Ngā Pae o te Māramatanga has announced a comprehensive suite of nine new research platforms, which are contributing to an enhanced research focus for NPM and designed to deliver innovation in areas of significant research challenge for Aotearoa New Zealand.
Working collaboratively across our 21 institutional partners and coordinating with a wide group of researchers, NPM has developed these platforms to further empower and drive Māori communities towards greater economic, cultural, social and environmental well-being.
In 2016 and 2017 Ngā Pae o te Māramatanga together with its research partners and network developed and commenced 19 new seed and scope projects which were designed to test, progress and advance initial research ideas and propositions through to fully realised projects.
Now in 2018, NPM has announced 11 further new seed and scope research projects which will together continue to contribute to NPM’s research programme.
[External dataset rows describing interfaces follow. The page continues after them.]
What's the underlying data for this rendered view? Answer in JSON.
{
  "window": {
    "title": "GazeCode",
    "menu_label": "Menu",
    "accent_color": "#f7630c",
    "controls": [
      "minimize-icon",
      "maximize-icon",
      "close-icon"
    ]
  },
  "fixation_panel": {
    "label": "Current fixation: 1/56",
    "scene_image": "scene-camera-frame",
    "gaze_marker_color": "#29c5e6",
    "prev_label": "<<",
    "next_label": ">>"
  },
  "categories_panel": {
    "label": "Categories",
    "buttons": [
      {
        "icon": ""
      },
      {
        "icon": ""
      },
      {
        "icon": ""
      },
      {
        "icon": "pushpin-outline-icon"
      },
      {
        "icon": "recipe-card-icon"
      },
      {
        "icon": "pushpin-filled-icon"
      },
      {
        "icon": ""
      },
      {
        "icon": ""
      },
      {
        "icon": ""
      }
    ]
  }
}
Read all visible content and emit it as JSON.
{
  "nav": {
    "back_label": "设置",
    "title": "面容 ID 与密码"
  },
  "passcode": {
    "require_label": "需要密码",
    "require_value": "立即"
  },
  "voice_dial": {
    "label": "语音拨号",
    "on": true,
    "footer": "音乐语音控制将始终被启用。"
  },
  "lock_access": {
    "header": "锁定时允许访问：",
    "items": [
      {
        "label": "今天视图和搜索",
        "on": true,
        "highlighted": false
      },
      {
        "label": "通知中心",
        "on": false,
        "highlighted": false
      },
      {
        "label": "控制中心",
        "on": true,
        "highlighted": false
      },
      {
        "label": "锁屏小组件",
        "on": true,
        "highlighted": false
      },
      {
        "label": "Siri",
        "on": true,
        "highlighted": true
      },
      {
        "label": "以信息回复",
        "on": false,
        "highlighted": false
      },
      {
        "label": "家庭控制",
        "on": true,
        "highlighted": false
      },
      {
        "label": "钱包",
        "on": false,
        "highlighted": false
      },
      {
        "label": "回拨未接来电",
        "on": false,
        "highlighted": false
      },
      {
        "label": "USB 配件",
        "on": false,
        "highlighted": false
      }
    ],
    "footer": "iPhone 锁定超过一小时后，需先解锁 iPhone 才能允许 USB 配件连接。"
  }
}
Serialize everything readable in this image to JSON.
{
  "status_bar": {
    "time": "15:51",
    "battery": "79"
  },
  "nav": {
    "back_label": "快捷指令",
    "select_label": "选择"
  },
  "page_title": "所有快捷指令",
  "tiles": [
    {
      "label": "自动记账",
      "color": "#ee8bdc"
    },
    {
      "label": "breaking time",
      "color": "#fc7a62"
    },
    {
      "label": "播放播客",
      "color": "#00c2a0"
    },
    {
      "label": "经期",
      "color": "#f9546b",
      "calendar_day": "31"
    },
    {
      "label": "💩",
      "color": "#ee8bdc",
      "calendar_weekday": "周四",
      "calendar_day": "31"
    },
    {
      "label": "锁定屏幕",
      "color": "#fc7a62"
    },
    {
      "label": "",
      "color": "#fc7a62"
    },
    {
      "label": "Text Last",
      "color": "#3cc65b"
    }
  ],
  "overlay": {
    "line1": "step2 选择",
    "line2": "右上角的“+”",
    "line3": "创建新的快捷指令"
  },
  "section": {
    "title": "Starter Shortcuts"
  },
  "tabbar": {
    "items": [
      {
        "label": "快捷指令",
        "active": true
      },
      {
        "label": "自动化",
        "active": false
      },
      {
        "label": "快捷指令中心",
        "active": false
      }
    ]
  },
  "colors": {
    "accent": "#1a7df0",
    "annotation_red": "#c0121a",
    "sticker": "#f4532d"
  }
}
Ngā Pae o te Māramatanga is on the eve of eight continuous days of intense global sharing of Indigenous-led researched solutions with hundreds of highly experienced Indigenous researchers arriving into Tāmakai Makaurau Auckland from almost 100 tribal nations, each of them specialists in business, health and medicine, sciences, humanities, languages, the performing arts and many other disciplines.
The achievements of Māori researchers, scholars and innovators were celebrated on Wednesday 17 October at the Research Honours Aotearoa event, hosted by Royal Society Te Apārangi at Te Papa, in Wellington, many with strong links and ties to Ngā Pae o te Māramatanga.
Founding Joint Director of NPM Professor Linda Tuhiwai Smith (Ngāti Awa, Ngāti Porou) received the inaugural Te Puāwaitanga Award from Royal Society Te Apārangi in recognition of the eminent and distinctive contribution she has made to Te Ao Māori, and to Māori and Indigenous knowledge.
More than 300 scholars, authors, research and community leaders, publishers, secondary school students and politicians came together in Parliament this past week to celebrate the success and future of Te Takarangi - 150 Māori authored non-fiction books.
MC for the evening NPM Board Member and Associate Professor Scotty Morrison led a series of speakers to commend the collection.